“We want to make it  easier for code enforcement , while protecting property rights,” said Commission Chairman Dan Williams, who previously served as a county planner, and often viewed these problems first-hand. “We are not heavy-handed.”

He said new state legislation has prompted the need for the change, along with changing times for Teller County.  Williams noted that their current rules are quite outdated, since they were adopted around 2001.

As a result, he admitted officials have been confronted with a big hike in complaints. “We get calls regularly,” said Williams. Much of this increase in complaints is a byproduct of the increase in population, according to the commission chairman.

More People and More Violations

When their current anti-trash rules were adopted, Teller only sported a population of a little more than 10,000 people.  Now, the county has a population that has nearly hit the 26,000-mark, noted Williams.

With this increase in residents and property owners,  the county has experienced a big surge of complaints from many areas of Teller, and not just in specific subdivisions.  At the same time, the area has some new residents who don’t understand the region’s rural character and expect instant results.

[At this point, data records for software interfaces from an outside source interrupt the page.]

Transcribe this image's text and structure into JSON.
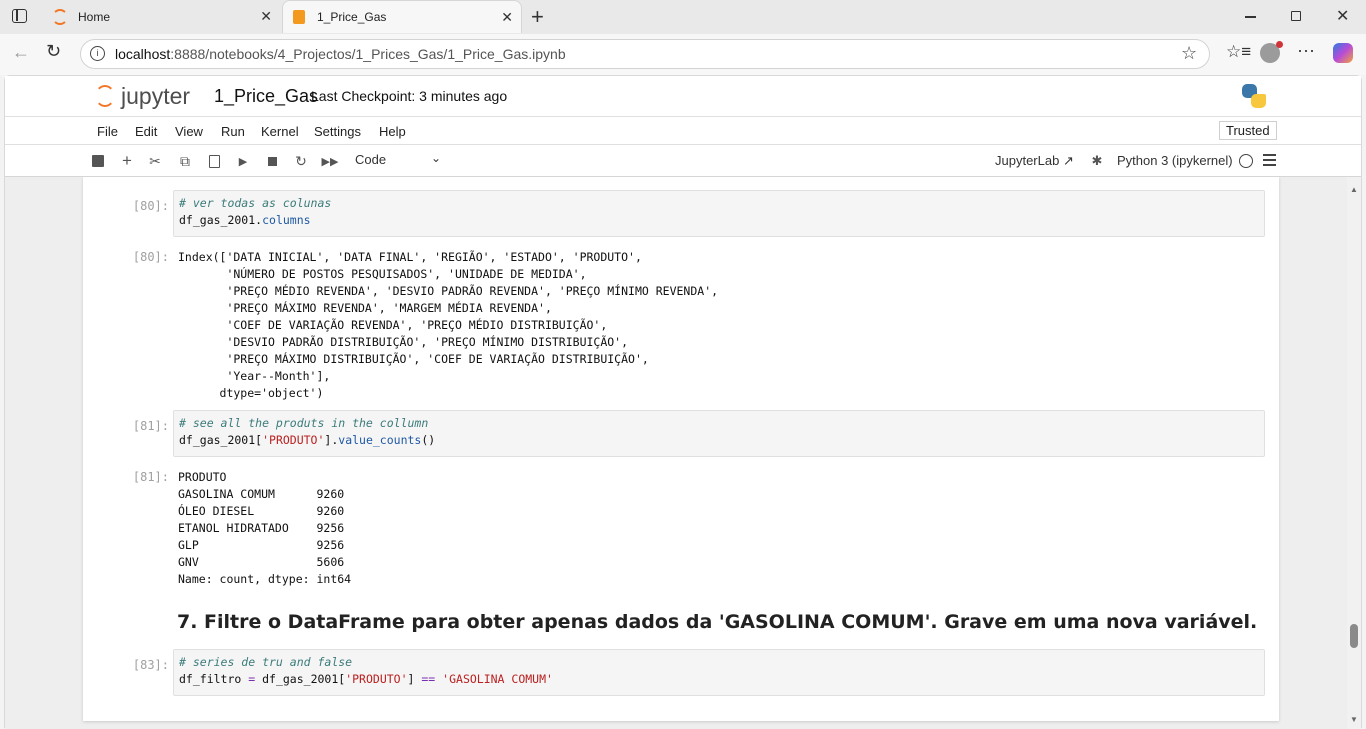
{
  "browser": {
    "tabs": [
      {
        "label": "Home",
        "icon": "jupyter-icon",
        "active": false
      },
      {
        "label": "1_Price_Gas",
        "icon": "notebook-icon",
        "active": true
      }
    ],
    "url_host": "localhost",
    "url_rest": ":8888/notebooks/4_Projectos/1_Prices_Gas/1_Price_Gas.ipynb"
  },
  "jupyter": {
    "logo_text": "jupyter",
    "notebook_title": "1_Price_Gas",
    "checkpoint": "Last Checkpoint: 3 minutes ago",
    "trusted": "Trusted",
    "menu": [
      "File",
      "Edit",
      "View",
      "Run",
      "Kernel",
      "Settings",
      "Help"
    ],
    "cell_type": "Code",
    "jupyterlab_link": "JupyterLab",
    "kernel": "Python 3 (ipykernel)"
  },
  "cells": {
    "c80": {
      "prompt": "[80]:",
      "comment": "# ver todas as colunas",
      "code_a": "df_gas_2001.",
      "code_b": "columns",
      "out_prompt": "[80]:",
      "output": "Index(['DATA INICIAL', 'DATA FINAL', 'REGIÃO', 'ESTADO', 'PRODUTO',\n       'NÚMERO DE POSTOS PESQUISADOS', 'UNIDADE DE MEDIDA',\n       'PREÇO MÉDIO REVENDA', 'DESVIO PADRÃO REVENDA', 'PREÇO MÍNIMO REVENDA',\n       'PREÇO MÁXIMO REVENDA', 'MARGEM MÉDIA REVENDA',\n       'COEF DE VARIAÇÃO REVENDA', 'PREÇO MÉDIO DISTRIBUIÇÃO',\n       'DESVIO PADRÃO DISTRIBUIÇÃO', 'PREÇO MÍNIMO DISTRIBUIÇÃO',\n       'PREÇO MÁXIMO DISTRIBUIÇÃO', 'COEF DE VARIAÇÃO DISTRIBUIÇÃO',\n       'Year--Month'],\n      dtype='object')"
    },
    "c81": {
      "prompt": "[81]:",
      "comment": "# see all the produts in the collumn",
      "code_a": "df_gas_2001[",
      "code_str": "'PRODUTO'",
      "code_b": "].",
      "code_c": "value_counts",
      "code_d": "()",
      "out_prompt": "[81]:",
      "output": "PRODUTO\nGASOLINA COMUM      9260\nÓLEO DIESEL         9260\nETANOL HIDRATADO    9256\nGLP                 9256\nGNV                 5606\nName: count, dtype: int64"
    },
    "md7": "7. Filtre o DataFrame para obter apenas dados da 'GASOLINA COMUM'. Grave em uma nova variável.",
    "c83": {
      "prompt": "[83]:",
      "comment": "# series de tru and false",
      "code_a": "df_filtro ",
      "code_eq": "=",
      "code_b": " df_gas_2001[",
      "code_str": "'PRODUTO'",
      "code_c": "] ",
      "code_op": "==",
      "code_d": " ",
      "code_str2": "'GASOLINA COMUM'"
    }
  }
}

At the same time, Teller needs a single-point of contact for complaints and more updated rules.

“It is a lengthy process,” said county attorney Paul Hurcomb, at last week’s meeting. But he said the process needs to get underway as soon as possible, as it will take considerable time with the public notification requirements.

The process will kick-off later this month, and will take a number of meetings. “We want to take a fresh look (at our rubbish rules),” said Commissioner Bob Campbell. He doesn’t believe the overall problems have significantly changed.

Williams stressed that the county is not trying to embark on a big crackdown against violators, but it needs to respond to changing state legislation and a slew of complaints. He said the  main goal is to establish more cooperation among (junk and trash) violators, prior to taking any enforcement action.

“Our goal is volunteer cooperation,” said Williams.  He said the process will still be driven by resident complaints.

Still, new code enforcement rules often generate much debate throughout the county. Williams said that most complaints now have centered on a lack of enforcement.

The county experienced a similar trend, when it embarked on new rules pertaining to camping.